Ignoring that boundary case (There also are setLogicalStyle(0, ...), setParagraphAttributes(0, 0, ...) in StyledDocument and the protected insert(0, ...) in DefaultStyledDocument.), it isn't even necessary for the modification method to get a write lock on its own, since the calling code already must have had one to perform the call in the first place (which is not possible by default)

setText

JDK1.4beta2

Finally, the AbstractDocument write lock can be acquired multiple times, so one can introduce methods in a subclass that do multiple calls to Document methods while the Document is locked (so nothing may change inbetween).

Still writeLock() and writeUnlock() are protected final. They only make sense if they are public. Otherwise, one call still almost not (see above) call any method with correct arguments if they are public. That can be added simply in this way:

public void lock()
{
    writeLock();
}

public void unlock()
{
    writeUnlock();
}

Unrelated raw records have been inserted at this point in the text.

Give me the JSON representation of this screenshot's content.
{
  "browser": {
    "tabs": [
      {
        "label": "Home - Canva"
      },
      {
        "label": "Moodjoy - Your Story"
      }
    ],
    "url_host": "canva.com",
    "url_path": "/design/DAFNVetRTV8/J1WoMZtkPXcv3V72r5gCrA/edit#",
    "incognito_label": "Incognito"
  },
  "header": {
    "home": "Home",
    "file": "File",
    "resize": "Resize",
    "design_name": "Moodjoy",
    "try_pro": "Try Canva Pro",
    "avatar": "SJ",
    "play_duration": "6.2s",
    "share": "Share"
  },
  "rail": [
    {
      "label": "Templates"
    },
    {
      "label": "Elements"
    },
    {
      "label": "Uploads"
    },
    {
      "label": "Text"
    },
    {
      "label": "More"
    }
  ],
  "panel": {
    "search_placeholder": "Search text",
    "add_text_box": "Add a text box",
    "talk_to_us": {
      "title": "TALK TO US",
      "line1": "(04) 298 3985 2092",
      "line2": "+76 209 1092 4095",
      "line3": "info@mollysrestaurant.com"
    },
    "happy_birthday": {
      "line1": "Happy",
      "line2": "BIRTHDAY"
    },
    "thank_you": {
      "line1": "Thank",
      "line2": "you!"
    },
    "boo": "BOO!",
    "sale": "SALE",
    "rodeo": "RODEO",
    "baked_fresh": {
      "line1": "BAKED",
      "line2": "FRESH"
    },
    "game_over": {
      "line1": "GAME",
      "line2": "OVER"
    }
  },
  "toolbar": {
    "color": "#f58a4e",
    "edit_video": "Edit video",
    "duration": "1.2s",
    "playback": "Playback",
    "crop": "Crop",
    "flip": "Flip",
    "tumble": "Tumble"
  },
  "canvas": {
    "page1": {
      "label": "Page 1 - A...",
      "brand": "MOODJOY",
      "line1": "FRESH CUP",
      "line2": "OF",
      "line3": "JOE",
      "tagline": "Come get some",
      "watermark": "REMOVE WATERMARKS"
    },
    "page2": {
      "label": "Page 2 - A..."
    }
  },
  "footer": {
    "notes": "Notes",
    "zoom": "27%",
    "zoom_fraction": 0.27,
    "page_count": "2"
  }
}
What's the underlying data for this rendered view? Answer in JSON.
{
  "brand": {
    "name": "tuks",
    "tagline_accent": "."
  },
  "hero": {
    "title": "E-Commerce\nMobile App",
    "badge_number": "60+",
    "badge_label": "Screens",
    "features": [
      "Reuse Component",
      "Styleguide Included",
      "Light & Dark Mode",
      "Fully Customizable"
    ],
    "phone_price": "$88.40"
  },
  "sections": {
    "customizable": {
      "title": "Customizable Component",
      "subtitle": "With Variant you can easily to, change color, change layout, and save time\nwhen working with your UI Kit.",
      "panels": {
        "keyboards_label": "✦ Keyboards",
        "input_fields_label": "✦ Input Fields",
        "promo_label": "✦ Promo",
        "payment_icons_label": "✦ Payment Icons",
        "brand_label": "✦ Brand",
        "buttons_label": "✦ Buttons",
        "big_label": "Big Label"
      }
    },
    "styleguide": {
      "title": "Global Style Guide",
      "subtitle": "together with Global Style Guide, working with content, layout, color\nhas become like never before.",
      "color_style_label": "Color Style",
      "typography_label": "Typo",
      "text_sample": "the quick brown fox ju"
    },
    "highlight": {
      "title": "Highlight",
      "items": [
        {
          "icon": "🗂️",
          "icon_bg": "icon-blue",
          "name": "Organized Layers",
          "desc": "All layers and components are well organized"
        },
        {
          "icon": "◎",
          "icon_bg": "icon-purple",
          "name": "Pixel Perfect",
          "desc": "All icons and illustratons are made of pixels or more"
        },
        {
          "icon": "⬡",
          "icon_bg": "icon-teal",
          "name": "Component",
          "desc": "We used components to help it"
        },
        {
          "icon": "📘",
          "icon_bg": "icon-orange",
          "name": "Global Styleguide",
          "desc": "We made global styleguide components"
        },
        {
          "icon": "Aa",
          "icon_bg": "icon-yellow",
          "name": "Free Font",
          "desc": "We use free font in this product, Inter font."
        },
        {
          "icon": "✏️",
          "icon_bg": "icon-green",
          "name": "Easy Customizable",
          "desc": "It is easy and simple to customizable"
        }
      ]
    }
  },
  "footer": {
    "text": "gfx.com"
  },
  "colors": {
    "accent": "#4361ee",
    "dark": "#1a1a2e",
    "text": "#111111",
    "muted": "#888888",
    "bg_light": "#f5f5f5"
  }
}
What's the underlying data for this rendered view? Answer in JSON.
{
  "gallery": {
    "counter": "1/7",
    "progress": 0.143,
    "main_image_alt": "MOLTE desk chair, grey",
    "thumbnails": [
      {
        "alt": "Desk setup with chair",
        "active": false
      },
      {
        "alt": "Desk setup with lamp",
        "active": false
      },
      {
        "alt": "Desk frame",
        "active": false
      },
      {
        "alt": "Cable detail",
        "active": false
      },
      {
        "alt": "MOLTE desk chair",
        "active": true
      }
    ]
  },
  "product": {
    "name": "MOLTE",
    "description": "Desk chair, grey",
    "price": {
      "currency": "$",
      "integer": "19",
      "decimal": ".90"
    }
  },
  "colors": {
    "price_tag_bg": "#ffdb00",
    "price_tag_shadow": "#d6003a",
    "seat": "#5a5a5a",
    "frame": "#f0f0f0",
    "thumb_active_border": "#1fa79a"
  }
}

Still, for the typical use case of multiple threads, loading a document in a background thread, this is not enough. That requires that the background thread holds a read lock all the time that is upgraded to a write lock when it is actually writing. As it is now, as soon as the write lock is released, other threads can write into the document (like the event-dispatch thread when the user enters text). During background-loading that should not be possible or the loading thread loses control over where and how the loaded content should be inserted (and it need not even make sense anymore with the changes that other threads have done). During loading, no other threads may be allowed to write, but in the intervals when the background thread isn't writing, they should be allowed to read, or background loading is pointless in the first place, since the event-dispatch thread will block as soon as it tries to read the document.


(C) 2001-2009 Christian Kaufhold (swing@chka.de)